**Problem to work on:** This exercise asks for every line of the material that contains the word "JSON".

**Available records:**
══════════════════════════════
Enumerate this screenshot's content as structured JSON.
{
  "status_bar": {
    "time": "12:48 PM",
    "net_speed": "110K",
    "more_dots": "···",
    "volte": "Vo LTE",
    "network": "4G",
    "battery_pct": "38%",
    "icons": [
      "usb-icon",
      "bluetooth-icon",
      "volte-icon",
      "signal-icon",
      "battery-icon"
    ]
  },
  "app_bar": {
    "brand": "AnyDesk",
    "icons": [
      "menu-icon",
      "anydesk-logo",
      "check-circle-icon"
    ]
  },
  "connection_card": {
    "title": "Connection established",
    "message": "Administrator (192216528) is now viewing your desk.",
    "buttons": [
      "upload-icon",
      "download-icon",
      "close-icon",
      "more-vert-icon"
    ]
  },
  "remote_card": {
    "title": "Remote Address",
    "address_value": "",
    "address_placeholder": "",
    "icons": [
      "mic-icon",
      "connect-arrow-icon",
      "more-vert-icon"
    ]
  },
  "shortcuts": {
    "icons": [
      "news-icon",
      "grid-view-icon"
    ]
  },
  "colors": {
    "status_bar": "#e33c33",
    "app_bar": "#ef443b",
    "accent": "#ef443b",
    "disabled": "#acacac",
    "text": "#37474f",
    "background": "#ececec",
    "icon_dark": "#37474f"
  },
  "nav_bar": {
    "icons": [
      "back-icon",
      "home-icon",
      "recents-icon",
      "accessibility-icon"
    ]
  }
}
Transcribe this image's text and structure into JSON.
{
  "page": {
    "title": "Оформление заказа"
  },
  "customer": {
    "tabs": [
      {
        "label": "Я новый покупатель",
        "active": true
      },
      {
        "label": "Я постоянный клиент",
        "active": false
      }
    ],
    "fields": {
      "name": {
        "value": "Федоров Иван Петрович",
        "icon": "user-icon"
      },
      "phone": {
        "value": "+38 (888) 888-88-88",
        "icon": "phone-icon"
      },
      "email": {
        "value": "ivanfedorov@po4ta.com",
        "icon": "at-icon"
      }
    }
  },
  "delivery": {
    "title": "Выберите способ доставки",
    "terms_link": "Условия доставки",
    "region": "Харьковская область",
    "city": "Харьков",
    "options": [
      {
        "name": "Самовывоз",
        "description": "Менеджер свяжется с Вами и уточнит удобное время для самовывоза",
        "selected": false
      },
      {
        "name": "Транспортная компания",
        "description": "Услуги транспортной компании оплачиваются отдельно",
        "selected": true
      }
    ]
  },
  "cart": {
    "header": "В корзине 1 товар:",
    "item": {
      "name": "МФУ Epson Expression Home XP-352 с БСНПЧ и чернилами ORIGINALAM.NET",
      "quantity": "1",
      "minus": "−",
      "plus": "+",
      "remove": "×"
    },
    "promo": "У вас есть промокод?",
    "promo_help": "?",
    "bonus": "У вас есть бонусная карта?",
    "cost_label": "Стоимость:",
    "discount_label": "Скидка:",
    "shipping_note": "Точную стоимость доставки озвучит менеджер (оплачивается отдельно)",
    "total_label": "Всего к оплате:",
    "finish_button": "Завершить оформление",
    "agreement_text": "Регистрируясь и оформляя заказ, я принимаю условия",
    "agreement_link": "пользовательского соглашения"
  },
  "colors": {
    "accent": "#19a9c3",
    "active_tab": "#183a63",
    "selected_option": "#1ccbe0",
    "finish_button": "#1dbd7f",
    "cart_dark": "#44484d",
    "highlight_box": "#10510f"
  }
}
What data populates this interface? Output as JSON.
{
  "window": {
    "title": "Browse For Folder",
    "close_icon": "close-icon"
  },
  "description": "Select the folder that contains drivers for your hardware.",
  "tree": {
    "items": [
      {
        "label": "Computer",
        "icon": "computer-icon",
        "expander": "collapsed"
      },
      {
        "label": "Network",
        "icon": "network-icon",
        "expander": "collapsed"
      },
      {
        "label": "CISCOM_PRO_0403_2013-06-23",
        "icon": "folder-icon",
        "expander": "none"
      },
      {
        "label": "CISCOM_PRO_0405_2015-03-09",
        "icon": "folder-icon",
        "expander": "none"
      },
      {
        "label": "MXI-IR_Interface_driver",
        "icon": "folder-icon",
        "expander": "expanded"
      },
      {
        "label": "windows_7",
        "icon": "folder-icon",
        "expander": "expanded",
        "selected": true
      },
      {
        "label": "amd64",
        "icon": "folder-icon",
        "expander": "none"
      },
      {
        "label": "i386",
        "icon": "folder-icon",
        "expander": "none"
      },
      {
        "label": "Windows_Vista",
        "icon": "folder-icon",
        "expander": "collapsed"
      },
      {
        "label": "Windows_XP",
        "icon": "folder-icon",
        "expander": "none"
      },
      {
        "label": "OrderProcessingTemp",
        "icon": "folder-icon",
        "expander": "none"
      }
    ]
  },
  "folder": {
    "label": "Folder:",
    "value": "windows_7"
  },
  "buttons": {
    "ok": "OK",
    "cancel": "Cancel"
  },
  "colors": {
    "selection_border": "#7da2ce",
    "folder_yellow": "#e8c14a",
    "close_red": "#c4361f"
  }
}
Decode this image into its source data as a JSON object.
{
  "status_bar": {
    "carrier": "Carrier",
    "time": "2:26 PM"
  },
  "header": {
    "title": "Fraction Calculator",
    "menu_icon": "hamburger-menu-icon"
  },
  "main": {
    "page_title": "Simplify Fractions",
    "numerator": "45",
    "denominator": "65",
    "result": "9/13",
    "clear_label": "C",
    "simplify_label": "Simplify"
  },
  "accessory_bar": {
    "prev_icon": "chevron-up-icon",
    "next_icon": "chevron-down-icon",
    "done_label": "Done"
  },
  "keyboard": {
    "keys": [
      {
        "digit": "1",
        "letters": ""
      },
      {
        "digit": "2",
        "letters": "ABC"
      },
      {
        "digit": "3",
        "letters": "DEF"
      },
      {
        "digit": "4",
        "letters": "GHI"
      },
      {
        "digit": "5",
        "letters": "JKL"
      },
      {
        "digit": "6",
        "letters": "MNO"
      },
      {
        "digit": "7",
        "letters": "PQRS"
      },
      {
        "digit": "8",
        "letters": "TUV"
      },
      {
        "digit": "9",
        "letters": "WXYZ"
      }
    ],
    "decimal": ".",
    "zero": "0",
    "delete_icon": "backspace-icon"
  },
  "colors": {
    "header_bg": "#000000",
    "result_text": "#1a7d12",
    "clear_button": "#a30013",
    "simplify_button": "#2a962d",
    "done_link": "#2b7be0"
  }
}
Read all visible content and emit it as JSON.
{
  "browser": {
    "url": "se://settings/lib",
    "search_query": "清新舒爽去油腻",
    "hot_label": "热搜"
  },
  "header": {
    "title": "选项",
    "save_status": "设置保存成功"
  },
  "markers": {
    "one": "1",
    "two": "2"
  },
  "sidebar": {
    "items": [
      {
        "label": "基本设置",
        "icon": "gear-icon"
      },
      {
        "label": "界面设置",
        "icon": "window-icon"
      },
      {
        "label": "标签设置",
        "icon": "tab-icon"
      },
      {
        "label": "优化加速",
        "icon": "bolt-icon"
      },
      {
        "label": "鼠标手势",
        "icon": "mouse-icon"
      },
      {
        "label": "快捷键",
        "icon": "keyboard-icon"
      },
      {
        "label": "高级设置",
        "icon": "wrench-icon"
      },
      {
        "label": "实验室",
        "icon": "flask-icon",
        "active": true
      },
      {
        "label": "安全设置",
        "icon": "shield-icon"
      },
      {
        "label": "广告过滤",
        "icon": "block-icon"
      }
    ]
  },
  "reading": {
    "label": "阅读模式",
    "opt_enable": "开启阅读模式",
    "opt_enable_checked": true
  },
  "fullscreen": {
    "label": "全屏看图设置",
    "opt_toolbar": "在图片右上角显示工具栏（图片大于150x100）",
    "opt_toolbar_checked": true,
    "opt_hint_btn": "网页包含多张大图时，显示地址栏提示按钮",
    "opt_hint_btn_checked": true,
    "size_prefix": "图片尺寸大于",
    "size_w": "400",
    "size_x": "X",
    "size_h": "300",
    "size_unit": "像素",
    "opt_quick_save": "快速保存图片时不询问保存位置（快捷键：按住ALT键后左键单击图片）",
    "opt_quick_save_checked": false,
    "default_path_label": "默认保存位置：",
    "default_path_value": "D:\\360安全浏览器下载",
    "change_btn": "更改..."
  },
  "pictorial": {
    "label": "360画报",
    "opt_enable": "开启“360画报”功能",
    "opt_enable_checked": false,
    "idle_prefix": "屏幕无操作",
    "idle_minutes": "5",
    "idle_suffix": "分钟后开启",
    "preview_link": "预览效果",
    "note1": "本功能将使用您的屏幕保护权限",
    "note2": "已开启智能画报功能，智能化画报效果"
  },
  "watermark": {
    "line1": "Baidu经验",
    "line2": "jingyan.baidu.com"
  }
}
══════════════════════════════
**Task output:**
Enumerate this screenshot's content as structured JSON.
Transcribe this image's text and structure into JSON.
What data populates this interface? Output as JSON.
Decode this image into its source data as a JSON object.
Read all visible content and emit it as JSON.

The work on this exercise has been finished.